For more than 50 years, Havana has been virtually closed to visits from U.S. citizens. Take advantage of the increasing access to Cuba to visit this fascinating city and see its preserved history, unique traditions and developing sophistication.
Begin an exploration of Old Havana with a ride in a vintage car or horse-drawn carriage. Admire historic landmarks built in the early 1900s. See El Capitolio, which served as the government center until Cuba’s revolution in the late 1950s. Its large dome may remind you of the U.S. Capitol.
Walk to the National Museum of Fine Arts, an impressive building completed in 1953, with collections focused on Cuban art from the 17th century to modern times. A five-minute stroll north is the Museum of the Revolution. Spend enough time here to understand the reasons that Fidel and Raúl Castro and Che Guevara led guerrillas in overthrowing the Batista presidency, as well as the aftermath of revolutionary actions.
Head toward the inner waterfront along Havana Port and the Canal de Entrada. See the large Baroque cathedral made from coral at the Plaza de la Catedral. Listen to music as you have lunch at a café near Old Square. Enjoy empanadas, seafood or traditional Cuban beans and rice. Return for an evening cocktail. Daiquiris, mojitos and other drinks made from local rum are particularly tasty in this tropical setting.
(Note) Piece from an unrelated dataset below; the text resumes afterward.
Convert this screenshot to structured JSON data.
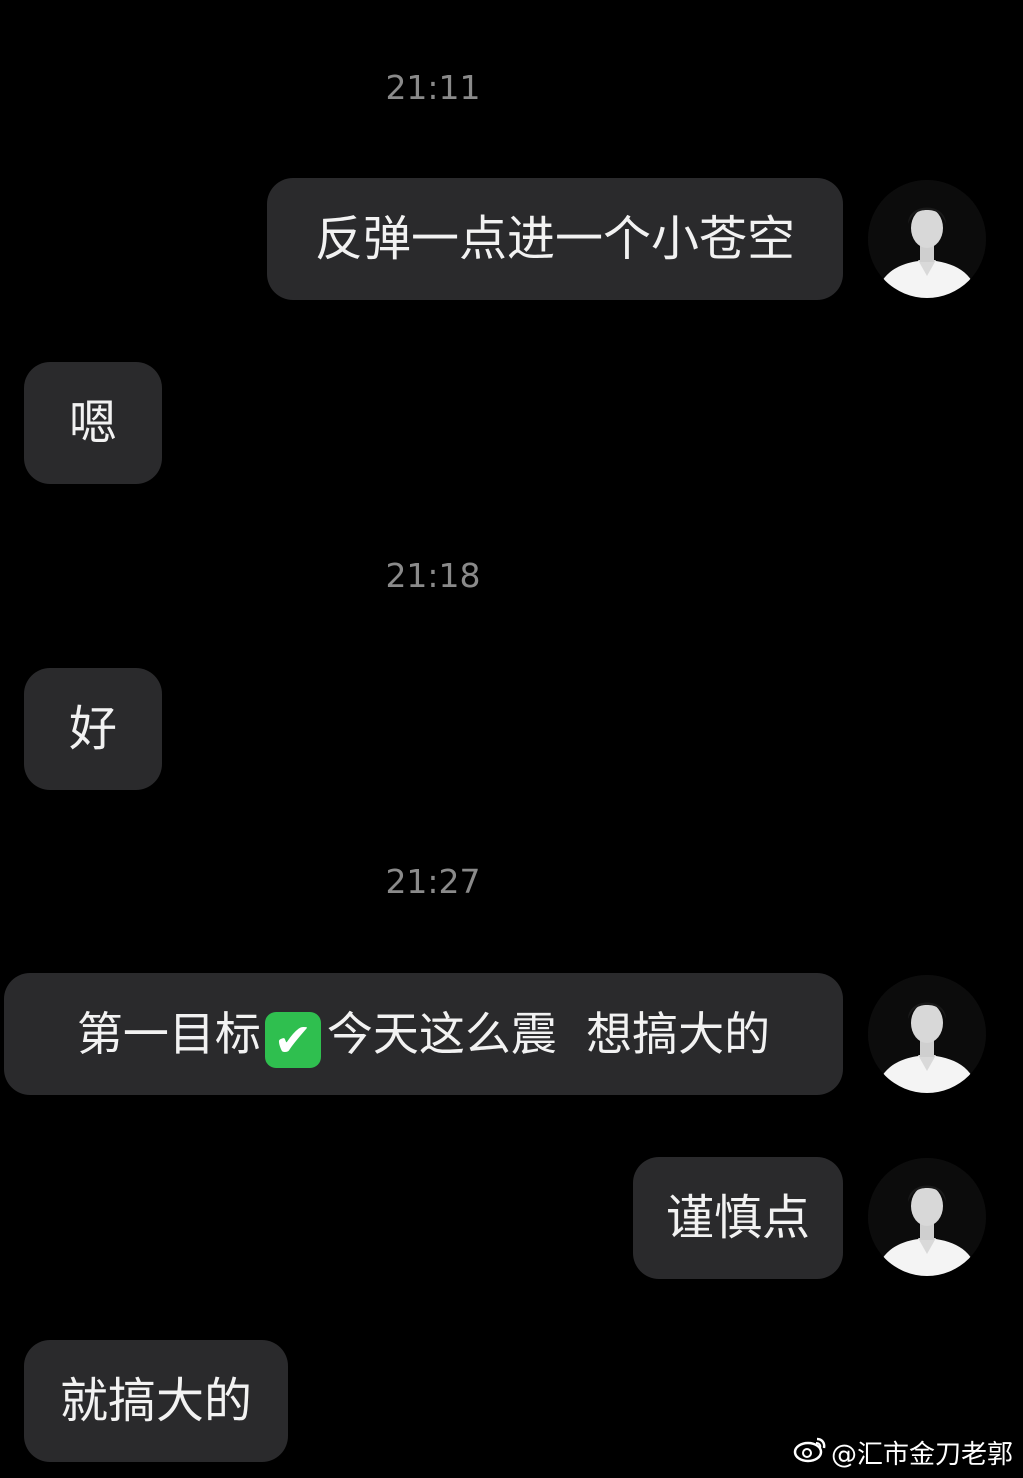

Finish with an authentic Cuban cigar or traditional flan.
La Fábrica de Arte Cubano, offering eclectic art, music, food and drinks in a converted cooking oil factory, is a popular spot for visitors and locals. Bordering the bay, Malecón features a lively promenade with beautiful ocean views. Come here to watch a sunset or join a youthful crowd celebrating through the night.
Havana lies at the northern point of the island of Cuba. Book your stay well in advance as hotel rooms fill fast. Be sure you comply with current travel restrictions when you arrange a flight to Havana’s international airport.